September 12, 2013
Fall Out Boy returns with
a new album after hiatus
Band rocked at Wolstein Center
By Aziza Doleh
Last night at the Wolstein Center, Fall Out Boy performed back in Cleveland for the first time in over four years. This Chicago four-man band—vocalist/guitarist Patrick Stump, bassist Pete Wentz, guitarist Joe Trohman, and drummer Andy Hurley—did not disappoint the crowd with their 90-minute set that showcased how far this band has come from being gone for so long and returning with a new album "Save Rock and Roll."
The show started with the opening number “Phoenix” and the band showed up with ski masks (in relation to the video game saga that "Save Rock and Roll" supplements) and stomped around on stage with high energy. The fans screamed and cheered, then the band changed the mood with their lighter material from music’s past “ A Little Less Sixteen Candles, A Little More Touch Me.”
They kept you on your feet switching it up continuing with hit after hit from their emo-pop “Sugar We’re Goin Down” and “Thnks Fr Th Mmrs.” Fall Out Boy‘s sequence was great transition was pretty tight, especially with newer, edgier stuff that pop and soul influences they experimented with “Just One Yesterday.” This show was heavy with high intensity like “I Don’t Care” and “Dance, Dance” then came their new hit “My Song Know What You Did in the Dark (Light ‘Em Up)” where the crowd seemed a little bit tamed.

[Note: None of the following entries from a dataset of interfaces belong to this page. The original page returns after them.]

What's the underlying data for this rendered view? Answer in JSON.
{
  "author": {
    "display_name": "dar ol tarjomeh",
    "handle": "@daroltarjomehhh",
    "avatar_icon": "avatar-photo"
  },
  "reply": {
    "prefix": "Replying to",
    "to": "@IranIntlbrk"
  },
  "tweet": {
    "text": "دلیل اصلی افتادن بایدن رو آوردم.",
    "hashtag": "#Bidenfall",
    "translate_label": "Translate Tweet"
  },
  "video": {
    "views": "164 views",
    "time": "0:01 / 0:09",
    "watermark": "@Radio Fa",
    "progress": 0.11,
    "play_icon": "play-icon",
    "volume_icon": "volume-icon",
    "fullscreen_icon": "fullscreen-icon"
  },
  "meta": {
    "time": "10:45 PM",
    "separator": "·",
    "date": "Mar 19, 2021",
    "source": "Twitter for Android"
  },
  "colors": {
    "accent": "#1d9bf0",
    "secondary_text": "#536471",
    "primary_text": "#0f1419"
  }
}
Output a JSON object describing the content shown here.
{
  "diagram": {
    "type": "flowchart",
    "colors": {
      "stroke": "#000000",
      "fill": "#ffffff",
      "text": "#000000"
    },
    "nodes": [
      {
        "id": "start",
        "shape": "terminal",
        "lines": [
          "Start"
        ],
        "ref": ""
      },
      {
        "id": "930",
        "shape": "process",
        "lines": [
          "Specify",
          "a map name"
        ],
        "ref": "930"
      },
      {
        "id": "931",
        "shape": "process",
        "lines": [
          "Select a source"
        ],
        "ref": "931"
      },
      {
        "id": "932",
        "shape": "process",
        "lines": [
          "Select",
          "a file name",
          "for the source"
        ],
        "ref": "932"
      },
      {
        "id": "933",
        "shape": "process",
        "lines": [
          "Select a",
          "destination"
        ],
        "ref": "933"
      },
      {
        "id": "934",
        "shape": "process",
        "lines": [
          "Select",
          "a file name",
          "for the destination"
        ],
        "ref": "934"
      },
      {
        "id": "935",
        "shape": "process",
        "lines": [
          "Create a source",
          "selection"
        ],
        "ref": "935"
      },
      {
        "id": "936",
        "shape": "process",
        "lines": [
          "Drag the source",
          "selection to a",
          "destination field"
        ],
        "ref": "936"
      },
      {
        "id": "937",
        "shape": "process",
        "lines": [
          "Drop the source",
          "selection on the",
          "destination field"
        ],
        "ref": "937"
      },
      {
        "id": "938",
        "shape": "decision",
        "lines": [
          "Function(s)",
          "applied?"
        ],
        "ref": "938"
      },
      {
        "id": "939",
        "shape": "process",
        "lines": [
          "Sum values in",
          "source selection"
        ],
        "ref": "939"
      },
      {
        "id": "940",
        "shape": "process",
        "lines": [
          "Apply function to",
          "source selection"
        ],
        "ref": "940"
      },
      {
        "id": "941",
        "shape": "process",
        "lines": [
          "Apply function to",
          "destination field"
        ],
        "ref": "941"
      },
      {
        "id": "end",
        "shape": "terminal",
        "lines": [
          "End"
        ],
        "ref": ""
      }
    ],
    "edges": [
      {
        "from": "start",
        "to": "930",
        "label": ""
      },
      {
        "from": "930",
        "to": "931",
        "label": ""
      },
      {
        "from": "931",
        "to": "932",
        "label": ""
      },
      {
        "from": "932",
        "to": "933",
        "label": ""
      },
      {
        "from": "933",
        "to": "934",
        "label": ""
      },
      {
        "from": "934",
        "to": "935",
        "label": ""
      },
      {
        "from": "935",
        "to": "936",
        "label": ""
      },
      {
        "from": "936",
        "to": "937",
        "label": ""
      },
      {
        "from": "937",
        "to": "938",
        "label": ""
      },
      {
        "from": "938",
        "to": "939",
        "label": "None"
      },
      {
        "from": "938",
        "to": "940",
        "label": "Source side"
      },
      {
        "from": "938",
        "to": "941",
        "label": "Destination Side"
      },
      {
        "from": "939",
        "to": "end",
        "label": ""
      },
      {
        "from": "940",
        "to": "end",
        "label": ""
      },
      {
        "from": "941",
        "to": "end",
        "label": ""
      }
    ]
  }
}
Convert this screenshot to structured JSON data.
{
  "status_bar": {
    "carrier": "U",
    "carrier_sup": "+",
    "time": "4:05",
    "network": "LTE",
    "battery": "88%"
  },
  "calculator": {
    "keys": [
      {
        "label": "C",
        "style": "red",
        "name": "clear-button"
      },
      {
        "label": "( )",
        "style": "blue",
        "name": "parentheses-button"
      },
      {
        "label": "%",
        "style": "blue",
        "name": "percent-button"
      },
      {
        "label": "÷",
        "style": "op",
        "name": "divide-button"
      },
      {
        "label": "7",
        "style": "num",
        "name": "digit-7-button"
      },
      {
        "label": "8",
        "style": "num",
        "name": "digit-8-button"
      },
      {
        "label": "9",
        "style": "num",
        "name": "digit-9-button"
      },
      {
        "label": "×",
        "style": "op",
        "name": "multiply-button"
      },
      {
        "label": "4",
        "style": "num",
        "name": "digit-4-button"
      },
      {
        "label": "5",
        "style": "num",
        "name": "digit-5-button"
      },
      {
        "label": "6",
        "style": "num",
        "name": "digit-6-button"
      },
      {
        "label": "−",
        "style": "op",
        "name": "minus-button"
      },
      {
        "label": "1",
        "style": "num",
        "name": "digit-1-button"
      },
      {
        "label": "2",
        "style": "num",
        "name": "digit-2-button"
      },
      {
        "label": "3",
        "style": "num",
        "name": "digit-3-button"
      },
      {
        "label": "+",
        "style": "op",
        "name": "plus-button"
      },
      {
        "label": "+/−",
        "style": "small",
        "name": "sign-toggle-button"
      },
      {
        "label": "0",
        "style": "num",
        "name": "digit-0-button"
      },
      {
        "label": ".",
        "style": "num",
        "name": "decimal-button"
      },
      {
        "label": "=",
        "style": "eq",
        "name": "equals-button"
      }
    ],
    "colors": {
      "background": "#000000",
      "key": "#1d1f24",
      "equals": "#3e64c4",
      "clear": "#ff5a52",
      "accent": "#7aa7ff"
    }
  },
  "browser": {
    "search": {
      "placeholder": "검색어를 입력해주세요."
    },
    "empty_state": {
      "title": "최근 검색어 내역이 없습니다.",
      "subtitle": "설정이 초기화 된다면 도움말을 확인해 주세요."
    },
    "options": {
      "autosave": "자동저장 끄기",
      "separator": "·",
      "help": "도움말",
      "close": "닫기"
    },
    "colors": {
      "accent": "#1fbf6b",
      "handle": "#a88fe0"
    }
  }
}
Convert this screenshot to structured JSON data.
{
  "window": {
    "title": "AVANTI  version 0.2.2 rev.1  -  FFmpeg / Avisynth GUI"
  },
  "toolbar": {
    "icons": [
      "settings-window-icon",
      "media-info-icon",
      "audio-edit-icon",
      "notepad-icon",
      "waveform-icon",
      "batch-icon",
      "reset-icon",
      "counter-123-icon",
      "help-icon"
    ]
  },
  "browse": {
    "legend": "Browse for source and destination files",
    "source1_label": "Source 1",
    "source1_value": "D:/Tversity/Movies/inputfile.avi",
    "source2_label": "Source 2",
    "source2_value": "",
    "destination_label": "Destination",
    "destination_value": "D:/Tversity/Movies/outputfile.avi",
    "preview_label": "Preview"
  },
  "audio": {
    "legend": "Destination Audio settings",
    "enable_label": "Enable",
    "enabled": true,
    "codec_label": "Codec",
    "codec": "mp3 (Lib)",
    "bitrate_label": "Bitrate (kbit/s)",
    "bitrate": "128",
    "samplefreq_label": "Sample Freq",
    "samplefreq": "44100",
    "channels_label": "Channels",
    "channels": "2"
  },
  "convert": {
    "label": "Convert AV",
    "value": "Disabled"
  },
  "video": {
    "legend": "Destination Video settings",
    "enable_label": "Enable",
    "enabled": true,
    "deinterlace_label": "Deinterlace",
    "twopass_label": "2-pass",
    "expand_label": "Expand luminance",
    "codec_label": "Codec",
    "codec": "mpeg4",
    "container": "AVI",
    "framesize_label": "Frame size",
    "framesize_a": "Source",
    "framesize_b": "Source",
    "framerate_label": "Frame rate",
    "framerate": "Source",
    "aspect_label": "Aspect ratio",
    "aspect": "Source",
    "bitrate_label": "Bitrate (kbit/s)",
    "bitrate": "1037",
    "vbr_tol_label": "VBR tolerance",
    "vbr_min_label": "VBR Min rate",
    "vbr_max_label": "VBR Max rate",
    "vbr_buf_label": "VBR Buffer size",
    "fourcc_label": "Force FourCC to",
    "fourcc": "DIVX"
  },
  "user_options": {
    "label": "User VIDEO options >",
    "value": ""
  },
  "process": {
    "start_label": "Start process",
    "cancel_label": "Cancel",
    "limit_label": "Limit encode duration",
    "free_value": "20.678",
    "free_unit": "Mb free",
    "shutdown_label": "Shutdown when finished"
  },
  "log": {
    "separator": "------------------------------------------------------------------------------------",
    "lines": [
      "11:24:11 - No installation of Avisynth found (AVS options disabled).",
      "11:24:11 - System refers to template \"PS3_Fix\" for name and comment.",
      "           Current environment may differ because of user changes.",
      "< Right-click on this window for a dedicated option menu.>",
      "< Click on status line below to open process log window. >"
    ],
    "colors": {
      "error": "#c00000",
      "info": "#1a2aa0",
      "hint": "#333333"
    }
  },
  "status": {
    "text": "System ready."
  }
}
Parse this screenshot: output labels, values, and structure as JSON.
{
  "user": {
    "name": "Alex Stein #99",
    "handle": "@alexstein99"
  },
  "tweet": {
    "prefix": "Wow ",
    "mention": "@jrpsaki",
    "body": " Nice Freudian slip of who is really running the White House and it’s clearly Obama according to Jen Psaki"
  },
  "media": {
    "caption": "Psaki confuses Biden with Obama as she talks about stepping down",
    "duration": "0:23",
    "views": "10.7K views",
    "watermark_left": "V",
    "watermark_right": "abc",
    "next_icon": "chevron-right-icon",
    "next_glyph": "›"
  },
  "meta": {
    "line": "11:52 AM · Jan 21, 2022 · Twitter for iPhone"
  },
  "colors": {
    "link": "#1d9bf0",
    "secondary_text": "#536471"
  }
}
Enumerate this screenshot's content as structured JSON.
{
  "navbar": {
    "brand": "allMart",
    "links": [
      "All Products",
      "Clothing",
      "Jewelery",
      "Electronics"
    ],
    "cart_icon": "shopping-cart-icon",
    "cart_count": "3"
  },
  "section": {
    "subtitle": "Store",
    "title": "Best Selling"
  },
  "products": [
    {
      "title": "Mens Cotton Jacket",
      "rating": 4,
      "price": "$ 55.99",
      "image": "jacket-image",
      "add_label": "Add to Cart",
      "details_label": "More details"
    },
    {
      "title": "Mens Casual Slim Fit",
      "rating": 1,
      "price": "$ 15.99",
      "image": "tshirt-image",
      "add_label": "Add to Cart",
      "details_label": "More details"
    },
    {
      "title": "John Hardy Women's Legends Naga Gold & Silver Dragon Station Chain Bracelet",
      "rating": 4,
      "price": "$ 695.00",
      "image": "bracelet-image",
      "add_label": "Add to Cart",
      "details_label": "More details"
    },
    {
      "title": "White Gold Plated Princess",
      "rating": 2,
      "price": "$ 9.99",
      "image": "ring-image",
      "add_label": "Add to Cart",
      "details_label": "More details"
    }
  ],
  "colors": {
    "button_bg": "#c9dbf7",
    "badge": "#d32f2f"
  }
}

Awesomely enough the band had Brandon Urie pop up for a couple of tunes to change things up with “20 Dollar Nose Bleeds" and segued from “What A Catch Donnie.” There was a small acoustic set at the back of the venue floor.
One of the highlights of the show was the gratitude the band had for the fans sticking around for them and that they are proud to be making music again. While performing the aggressive “This Ain’t A Scene, its An Arms Race,” the entire crowd pumped fists and sang the chorus at the top of their lungs. It was during this song that the show’s scene of camaraderie and group really came together—and it felt like the good guys had won.
The openers Panic at the Disco showed no signs of slowing down with their very energetic 45-minute set that had the crowd cheering and singing along to every song. This was all from front man Brand Urie commanding the stage with his intense vocals, jumping around and his charm. Panic’s music was in tiptop shape including some their new single “Miss Jackson” Then continued on with their danceable beat, this showcased the bands new stuff from the new album Too Weird to Live, Too Rare to Die! Urie kept the show going with “Ready to Go (Get Me Out of My Mind)” and brought some intense vocals and brought on his showmanship strong the entire set. Crowd went nuts when the band got to hear their favorites “I Write Sins Not Tragedies,” “Nine In the Afternoon” and “The Only Difference Between Martydom and Suicide is Press Coverage.”
Twenty One Pilots opened the night with a smaller set. The band can be described as music mayhem with heavy on dance and a hip-hop flair.